A land survey encompasses not just a description of the plat in question, but oftentimes a map as well. If you are resurveying the land at the time of transfer, you may find a map on file with the local governing authority, or the homeowner may have a copy.
While a written description of a piece of land is useful — and in fact, necessary — in a survey, a map serves an important purpose. Many surveys start out with a series of letters and numbers denoting how to find the parcel and what its boundaries are. The letters sometimes refer to directions (N, S, E, W) or in the case of the Public Lands Survey System, township and range. Numbers are also used, and these can denote the particular parcel, how large it is, how far the border stretches in a particular direction, and more.
A well-written description should allow subsequent surveyors to easily mark out the plot of land. But that’s not always the way it is.
Some previous surveys have been done incorrectly. Sometimes borders are in dispute. And with the imprecise metes and bounds system, borders can literally move or disappear.
These are all reasons maps are helpful parts of a land survey.
How Do Illustrations Add to a Land Survey?
If a metes and bounds survey uses a building as a boundary marker and the building is subsequently torn down, it can be difficult to determine exactly where the line is. An illustration should show the perimeter of the plot, including where the building is, and it should say precisely how long each property line is. Thus, if the physical marker is gone, the map should direct a land surveyor to where it was.
Further, an illustration is an important visual tool. No matter how well anyone describes anything, an accompanying picture or illustration always helps. It brings a deeper understanding because it delivers the information in a different format.
As the saying goes, a picture is worth a thousand words.

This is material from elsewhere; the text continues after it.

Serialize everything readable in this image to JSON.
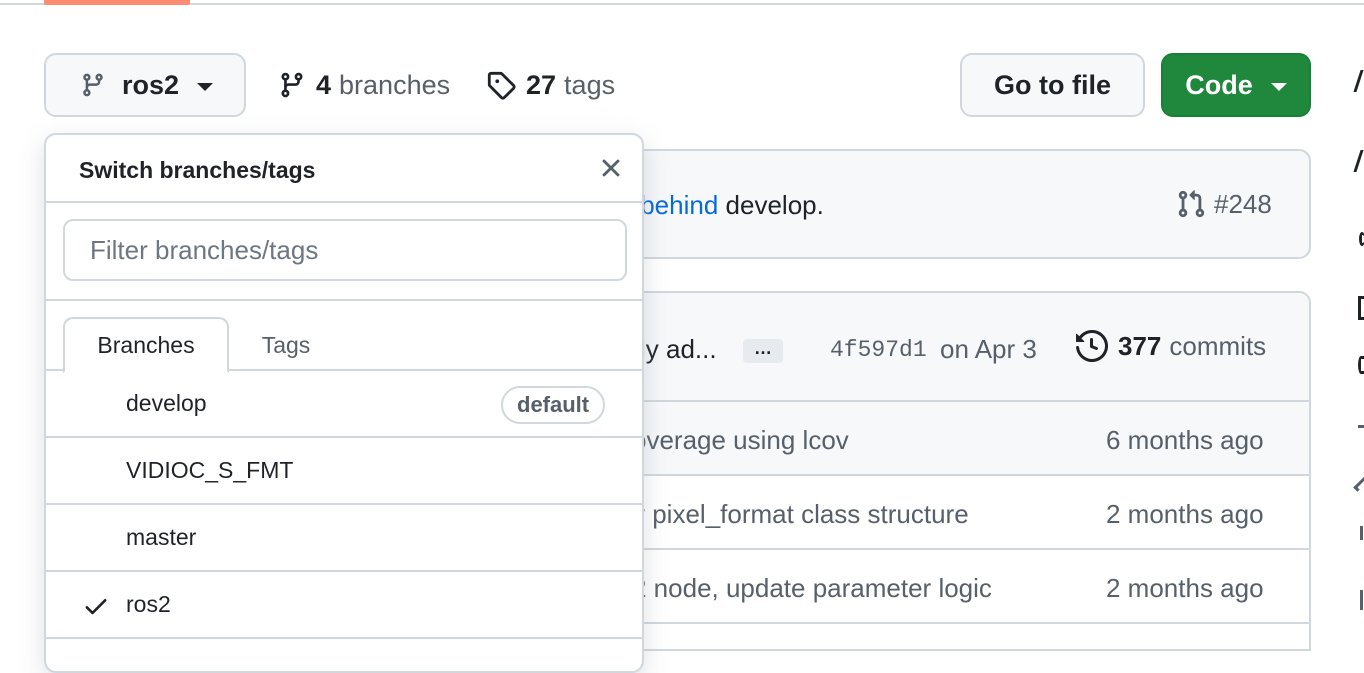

In the case of land surveying, having both the picture and the words is better. When you are drawing boundary lines between two landowners, you want to provide the clearest, most precise report possible that leaves the fewest questions unanswered.
Comparing Old Illustrations to New
As a land surveyor, you may come across crudely drawn maps from the 1800s, or you may find computer-generated, color-coded, 3-D maps made more recently. Aerial photographs may be part of a survey as well; however, ordinary real estate land surveys generally don’t include these.
Although technology today allows maps to be more precise and deliver information in a more user-friendly way, any type of map — as long as it’s accurate — helps in a land survey.
This is true not just for surveyors, but for laypeople as well. Most people who are not land surveyors or engineers would have difficulty deciphering a written land survey. A map is easier to understand. Anyone can immediately ascertain the size and shape of the land and usually its location relative to landmarks such as roads or rivers, or other parcels.
Coordinates, not usually easy for laypeople to decode, help to pinpoint the parcel using lines of latitude and longitude. But not all states use the same coordinate system. Further, homeowners and nonprofessionals become understandably confused when they learn these coordinates are not the same as GPS coordinates.
Land surveying is a technical and exacting job, and the more information included, the more accurate the survey. A survey done on a simple real estate transfer of a quarter of an acre in a suburban development might not require the same depth as a larger project. Thus, the type of firm you work for may dictate which skills you use more frequently.
Stay on top of all developments in land surveying and keep all of your skills sharp with PDH online courses for land surveyors.